What you have to do:
In the entries below, find each line bearing the string "politician" and copy it.

[Records from a dataset]
====

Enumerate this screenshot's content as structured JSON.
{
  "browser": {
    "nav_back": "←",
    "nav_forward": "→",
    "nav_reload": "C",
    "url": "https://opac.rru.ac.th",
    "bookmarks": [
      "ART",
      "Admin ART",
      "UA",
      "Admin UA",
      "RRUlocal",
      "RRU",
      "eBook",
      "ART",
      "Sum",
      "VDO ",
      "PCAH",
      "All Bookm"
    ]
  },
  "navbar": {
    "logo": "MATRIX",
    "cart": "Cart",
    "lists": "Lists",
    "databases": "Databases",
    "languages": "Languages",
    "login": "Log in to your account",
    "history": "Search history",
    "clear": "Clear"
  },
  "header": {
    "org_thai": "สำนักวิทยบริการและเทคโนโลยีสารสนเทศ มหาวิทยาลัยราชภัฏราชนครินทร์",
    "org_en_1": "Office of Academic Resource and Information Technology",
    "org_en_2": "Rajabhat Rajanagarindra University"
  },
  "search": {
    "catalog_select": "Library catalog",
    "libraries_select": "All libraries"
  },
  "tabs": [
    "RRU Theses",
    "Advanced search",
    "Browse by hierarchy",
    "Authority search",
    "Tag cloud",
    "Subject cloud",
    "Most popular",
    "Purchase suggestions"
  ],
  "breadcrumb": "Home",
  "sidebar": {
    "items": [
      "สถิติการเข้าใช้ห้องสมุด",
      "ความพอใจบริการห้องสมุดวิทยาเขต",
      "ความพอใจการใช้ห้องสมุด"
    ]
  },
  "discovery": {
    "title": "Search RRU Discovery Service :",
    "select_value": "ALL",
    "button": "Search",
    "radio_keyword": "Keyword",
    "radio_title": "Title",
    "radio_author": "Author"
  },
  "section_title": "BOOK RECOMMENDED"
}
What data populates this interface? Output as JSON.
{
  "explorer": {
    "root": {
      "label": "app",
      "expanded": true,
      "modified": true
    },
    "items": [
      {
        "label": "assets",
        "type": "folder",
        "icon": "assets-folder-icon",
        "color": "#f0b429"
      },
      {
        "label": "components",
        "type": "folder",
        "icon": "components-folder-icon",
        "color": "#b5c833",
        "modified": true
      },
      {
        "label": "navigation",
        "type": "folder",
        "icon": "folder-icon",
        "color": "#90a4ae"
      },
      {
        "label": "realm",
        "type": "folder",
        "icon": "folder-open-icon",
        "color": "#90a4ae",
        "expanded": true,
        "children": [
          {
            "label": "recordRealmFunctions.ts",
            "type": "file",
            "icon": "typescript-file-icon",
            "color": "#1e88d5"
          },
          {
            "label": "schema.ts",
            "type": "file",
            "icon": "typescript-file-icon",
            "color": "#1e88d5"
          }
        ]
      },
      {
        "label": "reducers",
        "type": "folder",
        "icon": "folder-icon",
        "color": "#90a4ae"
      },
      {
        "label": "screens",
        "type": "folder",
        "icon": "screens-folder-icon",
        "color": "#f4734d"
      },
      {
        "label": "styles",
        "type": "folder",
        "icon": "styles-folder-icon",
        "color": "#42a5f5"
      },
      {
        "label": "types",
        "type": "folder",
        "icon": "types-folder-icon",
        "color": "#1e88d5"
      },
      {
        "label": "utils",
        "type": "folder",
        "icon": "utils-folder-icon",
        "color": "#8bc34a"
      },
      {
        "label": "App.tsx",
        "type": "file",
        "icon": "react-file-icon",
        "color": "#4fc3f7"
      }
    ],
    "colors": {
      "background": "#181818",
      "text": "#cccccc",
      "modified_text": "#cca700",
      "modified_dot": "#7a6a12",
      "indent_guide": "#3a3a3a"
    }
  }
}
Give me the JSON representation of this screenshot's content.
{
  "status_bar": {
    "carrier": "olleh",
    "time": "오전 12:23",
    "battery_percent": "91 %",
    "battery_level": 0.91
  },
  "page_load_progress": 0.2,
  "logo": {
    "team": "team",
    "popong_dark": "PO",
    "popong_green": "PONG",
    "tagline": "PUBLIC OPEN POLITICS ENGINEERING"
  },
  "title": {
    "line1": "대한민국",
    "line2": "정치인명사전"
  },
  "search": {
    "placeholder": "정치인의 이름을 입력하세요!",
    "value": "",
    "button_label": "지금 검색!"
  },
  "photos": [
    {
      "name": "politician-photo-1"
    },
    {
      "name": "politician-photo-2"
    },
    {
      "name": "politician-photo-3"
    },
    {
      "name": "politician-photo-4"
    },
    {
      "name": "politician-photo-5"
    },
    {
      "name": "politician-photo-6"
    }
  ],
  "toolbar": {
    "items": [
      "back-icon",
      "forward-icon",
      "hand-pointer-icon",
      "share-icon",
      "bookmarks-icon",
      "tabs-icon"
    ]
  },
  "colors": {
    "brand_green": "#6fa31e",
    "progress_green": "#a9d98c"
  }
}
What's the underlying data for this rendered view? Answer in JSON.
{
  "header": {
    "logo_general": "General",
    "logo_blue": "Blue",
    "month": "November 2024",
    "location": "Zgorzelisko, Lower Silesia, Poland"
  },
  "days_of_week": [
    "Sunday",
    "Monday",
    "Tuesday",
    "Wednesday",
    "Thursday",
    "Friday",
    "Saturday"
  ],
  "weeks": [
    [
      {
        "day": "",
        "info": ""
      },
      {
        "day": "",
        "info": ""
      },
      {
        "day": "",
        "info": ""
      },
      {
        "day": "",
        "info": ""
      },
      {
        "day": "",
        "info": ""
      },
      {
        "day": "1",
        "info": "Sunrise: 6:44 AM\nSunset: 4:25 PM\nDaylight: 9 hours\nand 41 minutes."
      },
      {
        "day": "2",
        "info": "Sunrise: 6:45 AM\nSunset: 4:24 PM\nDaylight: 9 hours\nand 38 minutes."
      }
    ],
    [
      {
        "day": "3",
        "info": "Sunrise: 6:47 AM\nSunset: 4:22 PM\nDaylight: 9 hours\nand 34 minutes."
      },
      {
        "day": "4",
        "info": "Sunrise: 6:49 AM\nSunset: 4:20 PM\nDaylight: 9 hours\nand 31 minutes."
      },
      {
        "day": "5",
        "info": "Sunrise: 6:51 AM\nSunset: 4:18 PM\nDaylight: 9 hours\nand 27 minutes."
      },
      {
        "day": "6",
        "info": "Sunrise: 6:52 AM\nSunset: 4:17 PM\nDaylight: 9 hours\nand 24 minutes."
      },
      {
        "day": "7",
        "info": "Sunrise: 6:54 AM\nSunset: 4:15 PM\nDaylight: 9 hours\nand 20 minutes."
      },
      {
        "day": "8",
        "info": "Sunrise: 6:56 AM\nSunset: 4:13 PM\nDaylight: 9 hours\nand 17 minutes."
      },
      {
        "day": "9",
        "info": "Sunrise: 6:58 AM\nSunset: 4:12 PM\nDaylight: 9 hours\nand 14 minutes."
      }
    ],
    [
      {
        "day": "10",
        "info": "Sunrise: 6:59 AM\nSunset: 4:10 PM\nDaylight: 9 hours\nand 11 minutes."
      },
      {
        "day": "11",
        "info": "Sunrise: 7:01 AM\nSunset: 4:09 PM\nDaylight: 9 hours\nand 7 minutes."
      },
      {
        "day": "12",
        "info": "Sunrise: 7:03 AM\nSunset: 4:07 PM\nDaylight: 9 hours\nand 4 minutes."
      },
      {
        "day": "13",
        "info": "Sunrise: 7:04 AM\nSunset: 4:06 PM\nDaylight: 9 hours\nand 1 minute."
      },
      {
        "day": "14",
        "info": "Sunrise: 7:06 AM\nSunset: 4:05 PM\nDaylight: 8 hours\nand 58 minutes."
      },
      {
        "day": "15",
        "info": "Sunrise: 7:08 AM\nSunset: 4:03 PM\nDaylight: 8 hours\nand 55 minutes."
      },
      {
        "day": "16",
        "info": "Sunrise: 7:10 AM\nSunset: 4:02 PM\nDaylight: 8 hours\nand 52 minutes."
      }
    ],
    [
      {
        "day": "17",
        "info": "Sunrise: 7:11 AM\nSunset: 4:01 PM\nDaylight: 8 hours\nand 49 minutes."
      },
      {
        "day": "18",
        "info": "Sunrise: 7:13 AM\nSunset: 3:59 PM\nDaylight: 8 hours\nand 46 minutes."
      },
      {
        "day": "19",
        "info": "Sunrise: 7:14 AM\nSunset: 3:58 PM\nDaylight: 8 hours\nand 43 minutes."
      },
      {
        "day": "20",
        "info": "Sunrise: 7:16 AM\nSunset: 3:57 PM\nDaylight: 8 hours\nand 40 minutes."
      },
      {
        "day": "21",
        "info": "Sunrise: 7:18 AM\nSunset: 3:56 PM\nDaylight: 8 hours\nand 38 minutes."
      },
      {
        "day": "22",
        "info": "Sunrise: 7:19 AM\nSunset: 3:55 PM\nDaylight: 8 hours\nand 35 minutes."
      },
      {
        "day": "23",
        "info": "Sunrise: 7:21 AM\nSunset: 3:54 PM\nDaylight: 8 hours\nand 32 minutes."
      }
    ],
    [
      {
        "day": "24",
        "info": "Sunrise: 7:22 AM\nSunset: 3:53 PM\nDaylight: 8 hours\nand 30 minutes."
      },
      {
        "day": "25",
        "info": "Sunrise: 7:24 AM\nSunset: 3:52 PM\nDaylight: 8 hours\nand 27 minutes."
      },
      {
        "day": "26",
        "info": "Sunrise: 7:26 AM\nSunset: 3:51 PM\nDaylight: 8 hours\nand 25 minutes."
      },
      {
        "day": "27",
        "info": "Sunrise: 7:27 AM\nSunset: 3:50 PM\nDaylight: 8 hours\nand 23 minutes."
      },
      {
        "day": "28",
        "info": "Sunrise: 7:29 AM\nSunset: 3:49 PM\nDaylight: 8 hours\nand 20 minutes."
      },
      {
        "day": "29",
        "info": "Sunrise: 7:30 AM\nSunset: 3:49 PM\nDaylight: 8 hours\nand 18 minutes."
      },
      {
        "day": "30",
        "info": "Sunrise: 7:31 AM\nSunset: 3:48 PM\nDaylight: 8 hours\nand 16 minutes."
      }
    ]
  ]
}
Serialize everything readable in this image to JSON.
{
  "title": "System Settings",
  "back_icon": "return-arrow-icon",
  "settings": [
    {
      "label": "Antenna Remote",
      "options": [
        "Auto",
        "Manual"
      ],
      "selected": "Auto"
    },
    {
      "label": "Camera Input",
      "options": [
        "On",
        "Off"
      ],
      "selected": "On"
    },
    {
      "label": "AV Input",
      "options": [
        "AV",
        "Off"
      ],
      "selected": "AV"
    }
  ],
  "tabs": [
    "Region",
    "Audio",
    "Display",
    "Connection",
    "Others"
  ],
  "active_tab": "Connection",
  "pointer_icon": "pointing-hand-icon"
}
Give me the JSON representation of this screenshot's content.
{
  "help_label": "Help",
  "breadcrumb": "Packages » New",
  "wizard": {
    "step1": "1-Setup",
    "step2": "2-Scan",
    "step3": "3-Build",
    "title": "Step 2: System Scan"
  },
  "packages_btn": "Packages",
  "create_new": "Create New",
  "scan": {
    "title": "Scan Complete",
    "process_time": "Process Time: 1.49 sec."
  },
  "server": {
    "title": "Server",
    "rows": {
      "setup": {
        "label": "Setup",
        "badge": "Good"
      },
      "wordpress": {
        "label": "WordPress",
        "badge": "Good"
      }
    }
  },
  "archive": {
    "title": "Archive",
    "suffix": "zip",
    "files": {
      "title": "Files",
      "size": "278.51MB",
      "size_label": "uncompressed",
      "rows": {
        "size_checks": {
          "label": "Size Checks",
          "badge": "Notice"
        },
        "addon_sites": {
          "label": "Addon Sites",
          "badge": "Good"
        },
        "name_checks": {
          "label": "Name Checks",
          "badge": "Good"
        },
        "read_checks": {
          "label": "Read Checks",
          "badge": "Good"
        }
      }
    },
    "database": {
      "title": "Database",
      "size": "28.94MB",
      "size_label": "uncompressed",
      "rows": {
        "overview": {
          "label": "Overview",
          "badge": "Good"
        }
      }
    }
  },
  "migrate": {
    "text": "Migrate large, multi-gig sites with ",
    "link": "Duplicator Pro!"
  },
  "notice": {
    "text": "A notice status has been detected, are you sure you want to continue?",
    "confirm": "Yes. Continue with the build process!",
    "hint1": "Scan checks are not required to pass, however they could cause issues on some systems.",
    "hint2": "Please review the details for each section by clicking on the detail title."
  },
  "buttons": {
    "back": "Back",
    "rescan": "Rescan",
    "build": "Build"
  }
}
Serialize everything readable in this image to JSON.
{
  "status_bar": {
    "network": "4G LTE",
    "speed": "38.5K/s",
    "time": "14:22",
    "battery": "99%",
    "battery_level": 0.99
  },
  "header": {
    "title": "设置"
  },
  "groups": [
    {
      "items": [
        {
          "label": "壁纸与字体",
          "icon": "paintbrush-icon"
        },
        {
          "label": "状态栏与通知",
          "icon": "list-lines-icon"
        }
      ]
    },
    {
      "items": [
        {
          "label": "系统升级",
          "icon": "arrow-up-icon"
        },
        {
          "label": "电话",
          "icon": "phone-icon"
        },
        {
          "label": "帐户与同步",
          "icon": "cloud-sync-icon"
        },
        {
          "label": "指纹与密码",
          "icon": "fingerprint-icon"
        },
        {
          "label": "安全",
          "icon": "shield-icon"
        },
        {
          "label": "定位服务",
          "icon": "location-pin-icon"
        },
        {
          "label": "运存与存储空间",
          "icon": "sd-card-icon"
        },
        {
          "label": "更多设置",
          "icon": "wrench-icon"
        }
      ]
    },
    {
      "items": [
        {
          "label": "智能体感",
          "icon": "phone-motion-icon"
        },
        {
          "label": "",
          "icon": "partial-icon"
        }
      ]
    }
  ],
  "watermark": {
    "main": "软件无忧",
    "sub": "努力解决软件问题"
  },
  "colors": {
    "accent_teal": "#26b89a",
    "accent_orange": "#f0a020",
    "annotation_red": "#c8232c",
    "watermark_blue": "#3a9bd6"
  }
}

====

Reply to the task:
      "name": "politician-photo-1"
      "name": "politician-photo-2"
      "name": "politician-photo-3"
      "name": "politician-photo-4"
      "name": "politician-photo-5"
      "name": "politician-photo-6"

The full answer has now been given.